> [Instructions to follow]: Show every line of the material that follows in which the word "Lucy" occurs.

> [Exercise material]:
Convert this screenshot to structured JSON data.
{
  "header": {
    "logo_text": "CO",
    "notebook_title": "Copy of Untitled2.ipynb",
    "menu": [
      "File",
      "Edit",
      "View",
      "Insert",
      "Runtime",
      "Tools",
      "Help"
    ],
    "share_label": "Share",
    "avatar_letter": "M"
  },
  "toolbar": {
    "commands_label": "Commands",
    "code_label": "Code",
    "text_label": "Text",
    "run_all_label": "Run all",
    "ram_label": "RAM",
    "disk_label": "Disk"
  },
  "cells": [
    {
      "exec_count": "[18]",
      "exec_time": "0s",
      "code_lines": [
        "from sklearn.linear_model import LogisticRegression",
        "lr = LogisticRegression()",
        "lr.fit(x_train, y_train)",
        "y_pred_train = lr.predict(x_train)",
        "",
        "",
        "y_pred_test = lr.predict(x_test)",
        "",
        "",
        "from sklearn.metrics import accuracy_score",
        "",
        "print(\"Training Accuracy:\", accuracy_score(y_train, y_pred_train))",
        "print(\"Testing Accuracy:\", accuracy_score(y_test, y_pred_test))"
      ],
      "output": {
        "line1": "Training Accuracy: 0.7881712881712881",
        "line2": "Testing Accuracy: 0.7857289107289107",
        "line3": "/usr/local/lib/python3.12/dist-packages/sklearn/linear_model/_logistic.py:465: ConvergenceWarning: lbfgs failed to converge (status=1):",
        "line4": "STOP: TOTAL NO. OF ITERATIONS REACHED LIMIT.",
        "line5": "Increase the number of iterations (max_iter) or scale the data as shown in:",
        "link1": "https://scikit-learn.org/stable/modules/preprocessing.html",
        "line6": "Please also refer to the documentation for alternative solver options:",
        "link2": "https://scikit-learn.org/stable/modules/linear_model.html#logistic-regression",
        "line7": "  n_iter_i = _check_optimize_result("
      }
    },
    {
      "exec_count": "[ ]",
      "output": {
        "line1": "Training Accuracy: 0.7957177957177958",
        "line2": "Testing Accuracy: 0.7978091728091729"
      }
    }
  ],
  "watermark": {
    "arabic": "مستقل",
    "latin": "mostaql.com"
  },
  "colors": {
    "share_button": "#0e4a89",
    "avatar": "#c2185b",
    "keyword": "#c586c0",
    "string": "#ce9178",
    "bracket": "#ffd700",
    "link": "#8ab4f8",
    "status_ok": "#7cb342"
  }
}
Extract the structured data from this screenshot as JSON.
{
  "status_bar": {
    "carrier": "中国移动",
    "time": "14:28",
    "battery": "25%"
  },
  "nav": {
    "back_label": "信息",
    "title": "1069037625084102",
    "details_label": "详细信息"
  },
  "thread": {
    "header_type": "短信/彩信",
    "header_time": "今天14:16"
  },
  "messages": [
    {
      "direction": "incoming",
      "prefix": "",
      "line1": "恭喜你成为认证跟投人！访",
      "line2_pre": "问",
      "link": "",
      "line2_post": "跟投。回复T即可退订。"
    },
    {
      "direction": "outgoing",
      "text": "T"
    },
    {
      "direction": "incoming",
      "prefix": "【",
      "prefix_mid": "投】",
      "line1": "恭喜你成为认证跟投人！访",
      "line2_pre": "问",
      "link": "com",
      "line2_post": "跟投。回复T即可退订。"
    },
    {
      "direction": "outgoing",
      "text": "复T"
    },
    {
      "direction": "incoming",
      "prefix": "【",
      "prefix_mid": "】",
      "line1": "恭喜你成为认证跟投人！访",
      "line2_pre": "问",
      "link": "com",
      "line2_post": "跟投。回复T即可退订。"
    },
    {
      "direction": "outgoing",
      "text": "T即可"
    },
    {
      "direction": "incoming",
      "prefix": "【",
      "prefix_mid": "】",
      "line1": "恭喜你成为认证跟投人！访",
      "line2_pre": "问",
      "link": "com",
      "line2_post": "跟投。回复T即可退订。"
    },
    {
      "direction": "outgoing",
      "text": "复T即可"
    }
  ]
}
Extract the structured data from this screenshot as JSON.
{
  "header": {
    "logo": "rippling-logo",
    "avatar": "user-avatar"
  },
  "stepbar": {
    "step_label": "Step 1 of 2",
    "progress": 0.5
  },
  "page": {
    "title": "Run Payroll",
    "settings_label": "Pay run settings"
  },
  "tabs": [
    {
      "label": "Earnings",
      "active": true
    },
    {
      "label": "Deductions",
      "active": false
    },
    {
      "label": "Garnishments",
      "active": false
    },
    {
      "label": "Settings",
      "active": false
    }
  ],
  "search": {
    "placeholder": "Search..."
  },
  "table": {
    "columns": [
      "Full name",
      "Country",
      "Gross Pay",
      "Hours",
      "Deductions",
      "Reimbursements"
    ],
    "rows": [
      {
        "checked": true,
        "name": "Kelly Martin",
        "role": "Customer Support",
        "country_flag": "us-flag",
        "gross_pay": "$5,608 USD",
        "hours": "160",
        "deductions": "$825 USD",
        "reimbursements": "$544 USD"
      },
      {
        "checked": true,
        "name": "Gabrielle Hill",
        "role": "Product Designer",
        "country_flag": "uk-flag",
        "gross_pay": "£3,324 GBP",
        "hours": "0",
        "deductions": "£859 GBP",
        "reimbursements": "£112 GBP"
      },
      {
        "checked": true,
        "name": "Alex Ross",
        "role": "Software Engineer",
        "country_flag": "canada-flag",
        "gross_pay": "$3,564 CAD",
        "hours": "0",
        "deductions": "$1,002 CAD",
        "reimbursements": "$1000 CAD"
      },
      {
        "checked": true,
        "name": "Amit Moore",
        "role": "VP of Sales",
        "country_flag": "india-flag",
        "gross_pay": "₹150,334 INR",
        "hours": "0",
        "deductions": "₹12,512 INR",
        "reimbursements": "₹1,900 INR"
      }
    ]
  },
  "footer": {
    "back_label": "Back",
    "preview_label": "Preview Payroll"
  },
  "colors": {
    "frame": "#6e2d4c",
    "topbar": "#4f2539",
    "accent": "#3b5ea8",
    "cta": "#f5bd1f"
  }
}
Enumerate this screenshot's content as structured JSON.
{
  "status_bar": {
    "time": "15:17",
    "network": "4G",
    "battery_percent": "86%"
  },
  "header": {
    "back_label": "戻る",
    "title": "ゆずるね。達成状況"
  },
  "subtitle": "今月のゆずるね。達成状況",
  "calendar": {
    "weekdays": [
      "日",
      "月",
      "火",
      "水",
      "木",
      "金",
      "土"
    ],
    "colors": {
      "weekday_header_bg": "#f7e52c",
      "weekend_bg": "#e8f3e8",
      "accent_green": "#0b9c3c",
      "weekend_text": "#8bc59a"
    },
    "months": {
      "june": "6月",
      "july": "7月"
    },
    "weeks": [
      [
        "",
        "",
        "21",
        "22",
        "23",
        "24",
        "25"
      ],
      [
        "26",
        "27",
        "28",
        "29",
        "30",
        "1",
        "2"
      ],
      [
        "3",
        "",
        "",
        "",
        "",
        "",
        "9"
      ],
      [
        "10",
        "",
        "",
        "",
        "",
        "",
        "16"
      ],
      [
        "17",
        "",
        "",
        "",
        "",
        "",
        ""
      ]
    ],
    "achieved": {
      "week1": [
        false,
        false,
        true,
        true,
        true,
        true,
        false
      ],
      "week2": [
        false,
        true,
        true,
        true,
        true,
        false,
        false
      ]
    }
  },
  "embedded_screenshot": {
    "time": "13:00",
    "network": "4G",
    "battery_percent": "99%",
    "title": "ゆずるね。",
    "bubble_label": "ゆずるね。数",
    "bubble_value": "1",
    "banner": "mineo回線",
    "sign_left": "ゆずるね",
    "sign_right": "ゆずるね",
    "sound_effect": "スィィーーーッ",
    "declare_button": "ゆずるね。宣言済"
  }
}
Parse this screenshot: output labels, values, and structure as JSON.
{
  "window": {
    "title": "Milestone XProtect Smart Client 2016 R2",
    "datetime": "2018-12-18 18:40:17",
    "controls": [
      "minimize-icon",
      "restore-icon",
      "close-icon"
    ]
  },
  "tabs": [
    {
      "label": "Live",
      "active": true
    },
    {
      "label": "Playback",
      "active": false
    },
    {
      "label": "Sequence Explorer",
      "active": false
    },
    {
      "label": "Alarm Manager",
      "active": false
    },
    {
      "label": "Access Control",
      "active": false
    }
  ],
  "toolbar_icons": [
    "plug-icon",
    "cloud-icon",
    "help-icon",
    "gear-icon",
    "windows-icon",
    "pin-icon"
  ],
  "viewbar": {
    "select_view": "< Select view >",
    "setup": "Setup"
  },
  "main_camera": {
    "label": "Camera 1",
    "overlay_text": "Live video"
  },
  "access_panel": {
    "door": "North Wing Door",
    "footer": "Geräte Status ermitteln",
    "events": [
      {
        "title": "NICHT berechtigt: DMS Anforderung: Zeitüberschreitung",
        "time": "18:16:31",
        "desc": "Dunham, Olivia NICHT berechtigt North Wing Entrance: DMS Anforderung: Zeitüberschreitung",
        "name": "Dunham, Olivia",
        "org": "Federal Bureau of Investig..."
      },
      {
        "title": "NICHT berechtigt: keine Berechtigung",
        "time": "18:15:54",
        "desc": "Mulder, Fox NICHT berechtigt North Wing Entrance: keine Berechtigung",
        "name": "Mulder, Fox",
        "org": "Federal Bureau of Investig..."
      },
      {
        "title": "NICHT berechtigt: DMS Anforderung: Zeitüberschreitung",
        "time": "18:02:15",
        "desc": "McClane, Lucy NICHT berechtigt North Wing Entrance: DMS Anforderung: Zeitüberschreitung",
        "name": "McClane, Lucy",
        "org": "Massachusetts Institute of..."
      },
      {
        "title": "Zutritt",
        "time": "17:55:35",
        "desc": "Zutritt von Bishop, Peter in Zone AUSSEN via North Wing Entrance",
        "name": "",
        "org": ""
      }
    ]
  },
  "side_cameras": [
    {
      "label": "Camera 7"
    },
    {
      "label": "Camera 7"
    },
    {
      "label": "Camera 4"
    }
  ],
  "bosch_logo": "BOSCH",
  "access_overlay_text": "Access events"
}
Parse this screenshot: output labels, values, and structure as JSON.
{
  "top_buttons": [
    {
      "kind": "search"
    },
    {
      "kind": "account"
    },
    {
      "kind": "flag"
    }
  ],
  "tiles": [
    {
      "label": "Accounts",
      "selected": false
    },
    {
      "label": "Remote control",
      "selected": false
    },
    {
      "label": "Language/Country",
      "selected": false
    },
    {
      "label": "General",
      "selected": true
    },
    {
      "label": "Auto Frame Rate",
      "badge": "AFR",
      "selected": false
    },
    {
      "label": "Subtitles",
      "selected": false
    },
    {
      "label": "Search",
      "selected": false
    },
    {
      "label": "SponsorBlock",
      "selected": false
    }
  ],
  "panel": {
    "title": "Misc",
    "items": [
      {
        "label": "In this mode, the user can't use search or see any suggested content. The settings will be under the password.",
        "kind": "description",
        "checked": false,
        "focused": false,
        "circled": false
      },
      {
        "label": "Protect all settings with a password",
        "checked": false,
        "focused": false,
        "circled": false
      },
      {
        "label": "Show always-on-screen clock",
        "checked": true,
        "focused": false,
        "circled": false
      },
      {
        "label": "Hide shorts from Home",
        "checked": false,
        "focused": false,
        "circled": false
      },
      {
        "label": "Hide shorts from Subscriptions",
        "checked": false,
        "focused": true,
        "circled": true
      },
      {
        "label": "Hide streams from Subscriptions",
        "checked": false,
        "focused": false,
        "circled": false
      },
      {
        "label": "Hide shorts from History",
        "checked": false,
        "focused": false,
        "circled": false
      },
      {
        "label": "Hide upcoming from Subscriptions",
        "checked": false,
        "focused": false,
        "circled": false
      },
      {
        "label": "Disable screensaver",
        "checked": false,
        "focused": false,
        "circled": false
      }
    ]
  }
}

> [Your response]:
        "desc": "McClane, Lucy NICHT berechtigt North Wing Entrance: DMS Anforderung: Zeitüberschreitung",
        "name": "McClane, Lucy",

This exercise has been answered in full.